Each child had a cup with warm water and a tablespoon of borax (the safety concerns of Borax were addressed) and they stirred it with a popsicle stick.  While they stirred, I mixed one part corn starch to two parts elmers glue. They I added about a tablespoon of my mixture to each kids cup. They stirred and counted to ten and pulled out a stringy glob and rolled it into a ball. Meanwhile I added red food coloring to the remaining glue compound (for the fire part of the hail). This was added to everyone's remaining borax water. Then the two globs were to be joined in one ball.                                                                             Truthfully, they ended up mostly pink. I am not sure how to prevent that from happening. But none of the students noticed. They were too busy bouncing the balls around the room and throwing them onto the Pharoh doll.

The balls do go a bit flat if left out. They can easily be reshaped. Keeping them in the fridge minimizes this problem.

We'll B there!

Building on our week of 'A', we are moving onto 'B'. Generally I do not actively teach literacy to this age group, but my class really wants it. "Now school is really hard because I am learning real letters," one student boasted, so proud. Of course we are play-based learning. Countless fun words begin with the letter 'B' so there were many possibilities for exploration and play.
We blew bubbles, marveling at their surface tension. 

We embraced mathematical reasoning with Balancing Bears.

 But this quickly turned into another activity.  Connecting home and school, real and imagination, students began designating bear families. Each bear represented a different family member of each student, based on color and size.

Architectural fun with a Basket of Blocks.

Beading, which each child embraced according to their interest. This was very interesting and will hopefully be its own blog post.

Then there was Beautiful art.

 We painted a Big B.
 Painting is a fun, artistic activity for crucial motor development.
Then we folded the painting in half to make a Beautiful Butterfly!

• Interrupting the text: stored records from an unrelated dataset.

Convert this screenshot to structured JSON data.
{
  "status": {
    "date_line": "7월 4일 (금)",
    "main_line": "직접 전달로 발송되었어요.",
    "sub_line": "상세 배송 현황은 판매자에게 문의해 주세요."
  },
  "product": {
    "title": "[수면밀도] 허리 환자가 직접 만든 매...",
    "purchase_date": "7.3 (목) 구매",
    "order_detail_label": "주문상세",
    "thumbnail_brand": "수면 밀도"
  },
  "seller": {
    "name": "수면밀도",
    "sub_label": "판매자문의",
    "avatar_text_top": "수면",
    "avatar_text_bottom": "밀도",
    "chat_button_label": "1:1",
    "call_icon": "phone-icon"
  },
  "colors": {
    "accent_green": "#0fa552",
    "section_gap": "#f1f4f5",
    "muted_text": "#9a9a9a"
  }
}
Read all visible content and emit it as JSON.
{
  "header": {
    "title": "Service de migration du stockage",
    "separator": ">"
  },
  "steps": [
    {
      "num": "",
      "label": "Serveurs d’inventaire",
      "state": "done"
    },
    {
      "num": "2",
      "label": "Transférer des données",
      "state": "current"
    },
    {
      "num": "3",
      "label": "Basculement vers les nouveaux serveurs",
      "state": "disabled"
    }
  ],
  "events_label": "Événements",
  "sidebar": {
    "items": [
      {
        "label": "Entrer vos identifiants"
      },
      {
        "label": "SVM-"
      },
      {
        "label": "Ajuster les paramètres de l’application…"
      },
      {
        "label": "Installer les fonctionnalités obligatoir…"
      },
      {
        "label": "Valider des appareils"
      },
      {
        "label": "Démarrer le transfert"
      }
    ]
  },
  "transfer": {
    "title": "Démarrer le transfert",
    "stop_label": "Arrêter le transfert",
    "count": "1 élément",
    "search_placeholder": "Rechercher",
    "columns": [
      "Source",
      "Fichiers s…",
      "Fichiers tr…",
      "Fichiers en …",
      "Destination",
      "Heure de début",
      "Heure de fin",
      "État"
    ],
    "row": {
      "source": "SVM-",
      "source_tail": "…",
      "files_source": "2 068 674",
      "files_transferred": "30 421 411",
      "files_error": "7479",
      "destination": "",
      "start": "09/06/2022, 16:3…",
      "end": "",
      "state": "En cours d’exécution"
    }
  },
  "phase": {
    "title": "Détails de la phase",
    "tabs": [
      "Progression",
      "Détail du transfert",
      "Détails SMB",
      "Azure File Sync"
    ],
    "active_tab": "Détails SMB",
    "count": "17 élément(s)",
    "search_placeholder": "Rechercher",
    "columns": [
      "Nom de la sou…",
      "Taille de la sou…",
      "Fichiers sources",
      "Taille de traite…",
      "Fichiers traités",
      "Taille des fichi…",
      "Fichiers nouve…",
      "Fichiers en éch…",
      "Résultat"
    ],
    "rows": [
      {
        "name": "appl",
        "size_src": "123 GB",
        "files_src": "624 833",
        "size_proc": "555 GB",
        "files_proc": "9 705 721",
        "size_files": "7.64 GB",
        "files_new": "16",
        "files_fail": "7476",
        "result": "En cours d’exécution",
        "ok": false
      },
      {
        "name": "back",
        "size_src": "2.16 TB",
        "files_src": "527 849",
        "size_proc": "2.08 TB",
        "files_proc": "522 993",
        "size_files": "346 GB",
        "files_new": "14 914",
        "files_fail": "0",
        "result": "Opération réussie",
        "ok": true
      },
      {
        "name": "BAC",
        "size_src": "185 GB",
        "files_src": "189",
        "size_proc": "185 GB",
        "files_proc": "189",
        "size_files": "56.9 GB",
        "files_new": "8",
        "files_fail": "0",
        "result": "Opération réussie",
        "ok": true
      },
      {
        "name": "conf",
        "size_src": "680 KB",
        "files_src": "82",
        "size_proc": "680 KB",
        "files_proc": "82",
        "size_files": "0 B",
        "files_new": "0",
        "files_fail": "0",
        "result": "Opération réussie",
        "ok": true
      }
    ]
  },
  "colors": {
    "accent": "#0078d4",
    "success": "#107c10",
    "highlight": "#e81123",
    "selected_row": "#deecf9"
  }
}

We colored different "b"s.
 This is fun and a good precursor to traditional schooling.
 Almost everyone enjoys coloring.

"C" you next week!